ASSIGNMENT:
Find the word "widget" in the records and copy every line where it occurs.
THE DATA START
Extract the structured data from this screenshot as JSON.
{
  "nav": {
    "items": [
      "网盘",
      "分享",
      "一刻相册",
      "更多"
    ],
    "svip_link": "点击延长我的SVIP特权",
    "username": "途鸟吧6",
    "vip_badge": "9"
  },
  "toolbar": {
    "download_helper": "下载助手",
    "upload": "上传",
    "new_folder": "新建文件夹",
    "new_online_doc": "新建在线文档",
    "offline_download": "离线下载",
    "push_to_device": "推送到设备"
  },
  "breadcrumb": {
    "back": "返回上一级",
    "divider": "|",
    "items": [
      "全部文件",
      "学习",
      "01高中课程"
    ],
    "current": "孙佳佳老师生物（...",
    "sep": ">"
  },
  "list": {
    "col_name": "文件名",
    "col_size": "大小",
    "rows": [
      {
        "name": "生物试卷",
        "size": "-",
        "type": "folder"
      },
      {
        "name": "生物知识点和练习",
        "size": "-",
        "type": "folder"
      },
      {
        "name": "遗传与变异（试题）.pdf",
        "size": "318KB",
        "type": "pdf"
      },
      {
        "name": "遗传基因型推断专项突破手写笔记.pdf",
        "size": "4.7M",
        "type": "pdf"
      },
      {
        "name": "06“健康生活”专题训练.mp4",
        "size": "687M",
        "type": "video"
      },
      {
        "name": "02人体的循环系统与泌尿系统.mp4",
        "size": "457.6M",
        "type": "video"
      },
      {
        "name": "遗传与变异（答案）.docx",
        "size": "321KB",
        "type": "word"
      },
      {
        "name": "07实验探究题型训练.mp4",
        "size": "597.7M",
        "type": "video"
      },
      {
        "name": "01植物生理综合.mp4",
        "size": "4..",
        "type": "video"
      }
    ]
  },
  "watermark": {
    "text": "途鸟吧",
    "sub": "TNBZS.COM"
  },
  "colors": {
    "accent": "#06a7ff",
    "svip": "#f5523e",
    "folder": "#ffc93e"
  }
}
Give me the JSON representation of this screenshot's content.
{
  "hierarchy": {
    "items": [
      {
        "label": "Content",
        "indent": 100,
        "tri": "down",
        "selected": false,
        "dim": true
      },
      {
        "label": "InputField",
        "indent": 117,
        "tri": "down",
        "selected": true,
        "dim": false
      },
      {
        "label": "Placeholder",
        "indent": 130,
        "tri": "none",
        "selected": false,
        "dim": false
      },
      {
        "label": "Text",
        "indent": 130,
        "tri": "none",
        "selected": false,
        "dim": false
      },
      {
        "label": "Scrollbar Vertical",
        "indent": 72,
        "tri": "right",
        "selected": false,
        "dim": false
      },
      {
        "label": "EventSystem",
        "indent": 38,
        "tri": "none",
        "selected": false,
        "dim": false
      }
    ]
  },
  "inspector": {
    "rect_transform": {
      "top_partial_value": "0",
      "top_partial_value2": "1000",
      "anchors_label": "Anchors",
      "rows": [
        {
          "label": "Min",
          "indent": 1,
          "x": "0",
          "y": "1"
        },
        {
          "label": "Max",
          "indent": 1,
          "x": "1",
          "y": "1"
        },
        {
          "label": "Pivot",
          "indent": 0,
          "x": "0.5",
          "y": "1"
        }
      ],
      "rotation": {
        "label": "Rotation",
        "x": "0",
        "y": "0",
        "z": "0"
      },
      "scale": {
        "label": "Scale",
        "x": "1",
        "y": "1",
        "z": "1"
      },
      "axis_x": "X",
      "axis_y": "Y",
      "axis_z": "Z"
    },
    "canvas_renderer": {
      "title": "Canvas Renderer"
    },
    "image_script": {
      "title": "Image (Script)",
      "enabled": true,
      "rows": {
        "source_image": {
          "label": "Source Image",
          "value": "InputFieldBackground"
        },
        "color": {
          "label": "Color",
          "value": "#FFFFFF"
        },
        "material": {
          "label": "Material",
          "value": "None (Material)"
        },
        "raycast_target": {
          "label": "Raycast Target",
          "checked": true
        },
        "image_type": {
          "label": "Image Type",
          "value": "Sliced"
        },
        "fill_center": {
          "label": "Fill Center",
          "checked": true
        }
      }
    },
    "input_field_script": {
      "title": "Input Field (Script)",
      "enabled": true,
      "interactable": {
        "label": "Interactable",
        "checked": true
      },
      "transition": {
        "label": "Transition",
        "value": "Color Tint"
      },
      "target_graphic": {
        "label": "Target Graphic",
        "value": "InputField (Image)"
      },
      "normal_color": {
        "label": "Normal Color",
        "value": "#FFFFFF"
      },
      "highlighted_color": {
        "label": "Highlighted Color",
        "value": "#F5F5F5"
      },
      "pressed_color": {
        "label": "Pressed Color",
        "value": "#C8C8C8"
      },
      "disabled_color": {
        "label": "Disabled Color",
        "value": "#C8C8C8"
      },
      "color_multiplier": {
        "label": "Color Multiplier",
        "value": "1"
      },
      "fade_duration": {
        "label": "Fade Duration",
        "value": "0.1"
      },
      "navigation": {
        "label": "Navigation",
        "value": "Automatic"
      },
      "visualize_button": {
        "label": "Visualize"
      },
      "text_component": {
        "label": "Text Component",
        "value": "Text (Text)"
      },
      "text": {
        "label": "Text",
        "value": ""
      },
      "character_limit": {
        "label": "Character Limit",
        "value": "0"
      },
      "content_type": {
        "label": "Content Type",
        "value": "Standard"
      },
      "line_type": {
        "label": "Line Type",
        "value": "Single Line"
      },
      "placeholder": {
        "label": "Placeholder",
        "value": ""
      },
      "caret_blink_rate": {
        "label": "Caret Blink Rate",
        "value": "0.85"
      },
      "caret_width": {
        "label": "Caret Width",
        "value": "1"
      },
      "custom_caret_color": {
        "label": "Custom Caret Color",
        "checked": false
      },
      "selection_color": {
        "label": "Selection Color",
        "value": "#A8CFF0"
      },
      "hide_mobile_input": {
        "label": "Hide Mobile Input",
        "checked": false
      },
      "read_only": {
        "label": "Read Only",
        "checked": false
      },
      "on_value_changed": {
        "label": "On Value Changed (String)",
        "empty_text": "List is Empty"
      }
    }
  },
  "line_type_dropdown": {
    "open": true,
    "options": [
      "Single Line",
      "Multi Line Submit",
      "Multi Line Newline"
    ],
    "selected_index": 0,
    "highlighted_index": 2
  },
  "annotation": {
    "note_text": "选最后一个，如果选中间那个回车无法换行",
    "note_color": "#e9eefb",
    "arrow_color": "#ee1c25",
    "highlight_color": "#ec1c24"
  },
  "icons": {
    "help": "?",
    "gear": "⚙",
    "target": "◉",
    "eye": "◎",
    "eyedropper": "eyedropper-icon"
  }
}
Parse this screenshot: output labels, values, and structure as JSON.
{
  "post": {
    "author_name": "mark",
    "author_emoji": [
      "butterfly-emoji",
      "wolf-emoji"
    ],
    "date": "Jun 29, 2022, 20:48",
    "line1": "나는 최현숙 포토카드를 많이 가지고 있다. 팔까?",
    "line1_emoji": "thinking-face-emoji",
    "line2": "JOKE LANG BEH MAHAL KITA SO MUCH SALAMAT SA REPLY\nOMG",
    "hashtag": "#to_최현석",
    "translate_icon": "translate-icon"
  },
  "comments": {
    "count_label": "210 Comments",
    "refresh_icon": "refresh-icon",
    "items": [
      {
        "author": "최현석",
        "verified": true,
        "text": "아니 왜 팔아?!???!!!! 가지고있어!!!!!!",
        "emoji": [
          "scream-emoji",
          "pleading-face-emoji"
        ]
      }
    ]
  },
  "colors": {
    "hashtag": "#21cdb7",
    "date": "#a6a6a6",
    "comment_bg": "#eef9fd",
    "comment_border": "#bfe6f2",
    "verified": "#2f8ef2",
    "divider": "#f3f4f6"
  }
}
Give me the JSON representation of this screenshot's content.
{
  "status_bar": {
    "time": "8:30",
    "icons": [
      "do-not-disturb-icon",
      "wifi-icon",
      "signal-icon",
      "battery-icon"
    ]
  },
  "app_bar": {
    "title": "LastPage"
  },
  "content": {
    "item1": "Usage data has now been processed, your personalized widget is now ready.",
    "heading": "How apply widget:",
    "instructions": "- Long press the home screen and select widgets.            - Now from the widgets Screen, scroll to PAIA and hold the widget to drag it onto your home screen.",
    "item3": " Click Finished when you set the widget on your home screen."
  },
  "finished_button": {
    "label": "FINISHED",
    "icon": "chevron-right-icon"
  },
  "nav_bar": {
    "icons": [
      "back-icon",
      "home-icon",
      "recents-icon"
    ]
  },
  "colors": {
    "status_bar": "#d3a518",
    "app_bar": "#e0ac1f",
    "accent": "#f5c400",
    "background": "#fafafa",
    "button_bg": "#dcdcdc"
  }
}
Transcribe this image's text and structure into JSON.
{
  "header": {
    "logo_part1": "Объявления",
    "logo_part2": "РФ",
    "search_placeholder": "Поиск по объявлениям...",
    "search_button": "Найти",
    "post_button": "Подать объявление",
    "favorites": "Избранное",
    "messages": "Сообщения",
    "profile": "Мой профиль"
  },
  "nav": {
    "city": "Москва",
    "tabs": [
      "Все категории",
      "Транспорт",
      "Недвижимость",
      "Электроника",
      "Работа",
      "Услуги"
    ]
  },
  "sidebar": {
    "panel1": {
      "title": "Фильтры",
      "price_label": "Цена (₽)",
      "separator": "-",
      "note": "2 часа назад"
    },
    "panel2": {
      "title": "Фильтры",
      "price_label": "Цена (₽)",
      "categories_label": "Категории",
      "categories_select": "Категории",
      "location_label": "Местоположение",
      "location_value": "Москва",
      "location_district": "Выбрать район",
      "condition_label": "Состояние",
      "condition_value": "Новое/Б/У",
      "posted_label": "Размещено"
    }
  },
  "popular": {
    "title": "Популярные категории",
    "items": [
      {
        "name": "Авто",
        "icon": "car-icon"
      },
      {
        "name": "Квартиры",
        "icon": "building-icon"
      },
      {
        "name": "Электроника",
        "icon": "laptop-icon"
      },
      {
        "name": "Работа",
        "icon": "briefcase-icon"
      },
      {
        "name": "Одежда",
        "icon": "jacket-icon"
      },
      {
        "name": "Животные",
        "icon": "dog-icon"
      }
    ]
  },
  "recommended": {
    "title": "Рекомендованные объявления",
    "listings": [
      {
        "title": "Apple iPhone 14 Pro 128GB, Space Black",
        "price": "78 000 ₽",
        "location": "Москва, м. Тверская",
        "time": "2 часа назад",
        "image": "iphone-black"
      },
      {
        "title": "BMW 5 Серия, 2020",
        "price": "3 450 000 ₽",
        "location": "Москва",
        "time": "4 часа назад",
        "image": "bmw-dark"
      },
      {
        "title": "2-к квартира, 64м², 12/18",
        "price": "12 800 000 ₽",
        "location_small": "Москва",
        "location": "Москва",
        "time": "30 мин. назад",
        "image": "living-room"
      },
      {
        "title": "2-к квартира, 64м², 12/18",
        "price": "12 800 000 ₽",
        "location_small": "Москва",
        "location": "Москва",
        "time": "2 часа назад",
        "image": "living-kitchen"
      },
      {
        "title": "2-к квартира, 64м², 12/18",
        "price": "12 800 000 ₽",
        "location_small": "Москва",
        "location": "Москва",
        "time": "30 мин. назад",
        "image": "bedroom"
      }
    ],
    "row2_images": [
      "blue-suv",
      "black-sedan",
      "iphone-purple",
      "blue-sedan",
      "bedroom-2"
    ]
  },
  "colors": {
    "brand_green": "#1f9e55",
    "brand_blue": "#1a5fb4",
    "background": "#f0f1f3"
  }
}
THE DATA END
SOLUTION:
    "item1": "Usage data has now been processed, your personalized widget is now ready.",
    "heading": "How apply widget:",
    "instructions": "- Long press the home screen and select widgets.            - Now from the widgets Screen, scroll to PAIA and hold the widget to drag it onto your home screen.",
    "item3": " Click Finished when you set the widget on your home screen."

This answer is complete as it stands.